Contributed By: John R. Hayes, June 14, 2021

A federal judge in Texas on June 12, 2021 dismissed a lawsuit brought by Texas health care workers challenging their hospital’s COVID-19 vaccine mandate. The scathing opinion by U.S. District Judge Lynn N. Hughes left no doubt that he believed the claims of the 117 plaintiffs were without merit.

The lawsuit was brought by employees of Houston Methodist Hospital, who had refused the vaccine, after the hospital in April announced a policy requiring  vaccination of all employees.  In early June, over 170 employees of the hospital were suspended for two weeks without pay over their decision to refuse getting the COVID-19 vaccine. If these employees did not get vaccinated within two weeks then they would be terminated. At the time of the filing, almost 25,000 Hospital employees had complied with the vaccination requirement, and approximately 285 employees had received medical or religious exemptions. 

The employees refusing the vaccine claimed that the policy of the hospital requiring the COVID-19 vaccine of its employees was an effort to coerce them into becoming test subjects for an untested and unreliable vaccine. Echoing a refrain made by many who are refusing the vaccine, the plaintiffs argued that the lack of full approval by the Food and Drug Administration (FDA), justified their refusal to get vaccinated. While not yet granting full approval for the three vaccines in the United States, the FDA has granted emergency use authorization for the vaccines, and approximately 173 million Americans have received at least one dose, with over 143 million being fully vaccinated.

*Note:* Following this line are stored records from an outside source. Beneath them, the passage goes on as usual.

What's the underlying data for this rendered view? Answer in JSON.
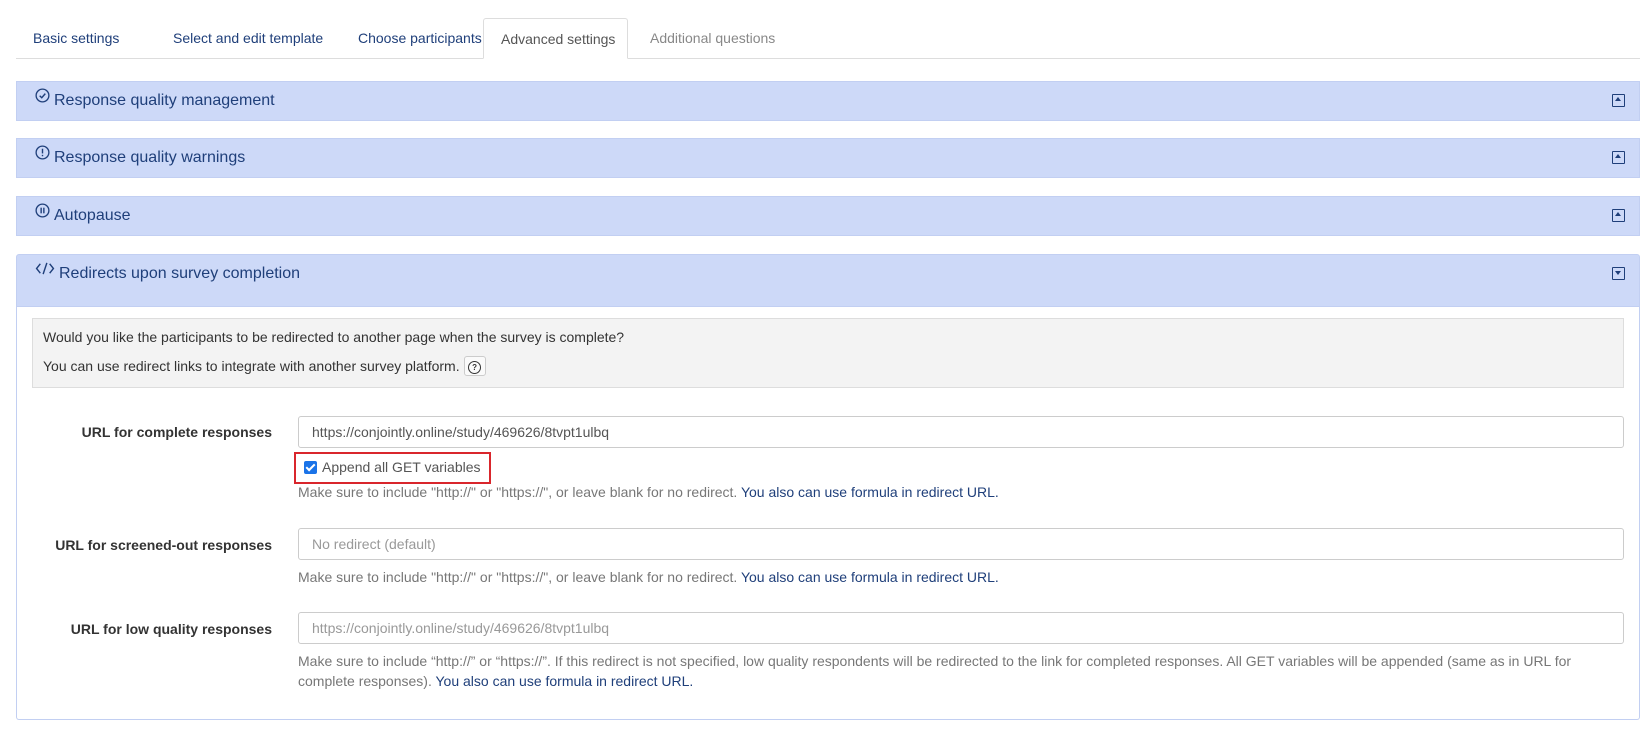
{
  "tabs": [
    {
      "label": "Basic settings"
    },
    {
      "label": "Select and edit template"
    },
    {
      "label": "Choose participants"
    },
    {
      "label": "Advanced settings"
    },
    {
      "label": "Additional questions"
    }
  ],
  "panels": {
    "quality_management": {
      "title": "Response quality management",
      "icon": "check-circle-icon",
      "state": "collapsed"
    },
    "quality_warnings": {
      "title": "Response quality warnings",
      "icon": "exclamation-circle-icon",
      "state": "collapsed"
    },
    "autopause": {
      "title": "Autopause",
      "icon": "pause-circle-icon",
      "state": "collapsed"
    },
    "redirects": {
      "title": "Redirects upon survey completion",
      "icon": "code-icon",
      "state": "expanded"
    }
  },
  "redirects": {
    "intro_line1": "Would you like the participants to be redirected to another page when the survey is complete?",
    "intro_line2": "You can use redirect links to integrate with another survey platform.",
    "complete": {
      "label": "URL for complete responses",
      "value": "https://conjointly.online/study/469626/8tvpt1ulbq",
      "checkbox_label": "Append all GET variables",
      "checkbox_checked": true,
      "hint": "Make sure to include \"http://\" or \"https://\", or leave blank for no redirect.",
      "hint_link": "You also can use formula in redirect URL."
    },
    "screened_out": {
      "label": "URL for screened-out responses",
      "placeholder": "No redirect (default)",
      "hint": "Make sure to include \"http://\" or \"https://\", or leave blank for no redirect.",
      "hint_link": "You also can use formula in redirect URL."
    },
    "low_quality": {
      "label": "URL for low quality responses",
      "placeholder": "https://conjointly.online/study/469626/8tvpt1ulbq",
      "hint": "Make sure to include “http://” or “https://”. If this redirect is not specified, low quality respondents will be redirected to the link for completed responses. All GET variables will be appended (same as in URL for complete responses).",
      "hint_link": "You also can use formula in redirect URL."
    }
  },
  "colors": {
    "accent": "#1f3f7a",
    "panel_header": "#cdd9f8",
    "highlight_border": "#d9262c",
    "checkbox": "#1a73e8"
  }
}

In his opinion, Judge Hughes found that the plaintiffs were not “coerced” to get the vaccine, and that public policy clearly supports widespread inoculation efforts. Specifically, the court said that lead plaintiff and nurse Jennifer Bridges’ claims that the vaccines are “experimental and dangerous” were “false” and “irrelevant.”  He went on to say Bridges’ argument that the vaccine requirement equates to medical experimentation in Nazi concentration camps was “reprehensible.” 

Further explaining that the employees were not coerced, Judge Hughes stated that the hospital “is trying to do their business of saving lives without giving them the COVID-19 virus. It is a choice made to keep staff, patients and their families safer. Bridges can freely choose to accept or refuse a COVID-19 vaccine; however, if she refuses, she will simply need to work somewhere else.” Calling it “all part of the bargain” between a worker and their employer, the court stated “every employment includes limits on the worker’s behavior in exchange for his renumeration.”   

While the focus of the opinion was on Texas law regarding wrongful discharge, it appears to be the first of its kind regarding vaccine mandates, and has implications nationwide.  Judge Hughes cited to the Equal Employment Opportunity Commission’s (EEOC) updated May 28, 2021 guidance that employers can require employees to be vaccinated against COVID-19, subject to reasonable accommodations for employees with disabilities or sincerely held religious beliefs that preclude vaccination. He further stated that while this guidance is not binding “it is advice about the position one is likely to meet at the Commission.” 

The lawyer for the plaintiffs stated he planned to pursue an appeal.

Ultimately, the decision whether or not to mandate vaccination of its employees is up to the individual employer. While some hospital systems and other health care institutions such as nursing homes and home health care providers in the country are moving to require COVID-19 shots, many private employers have not yet taken that step. And although the EEOC has said employers can require vaccines, subject to certain exemptions, there still remain questions on the legality of doing so, as evidenced by this lawsuit. Any workplace vaccination policy—whether a mandate or one that provides incentives to get the shot—should be carefully considered in advance, ideally vetted by experienced employment counsel. 

We are continuing to monitor this evolving situation, and will update our blog with any new developments.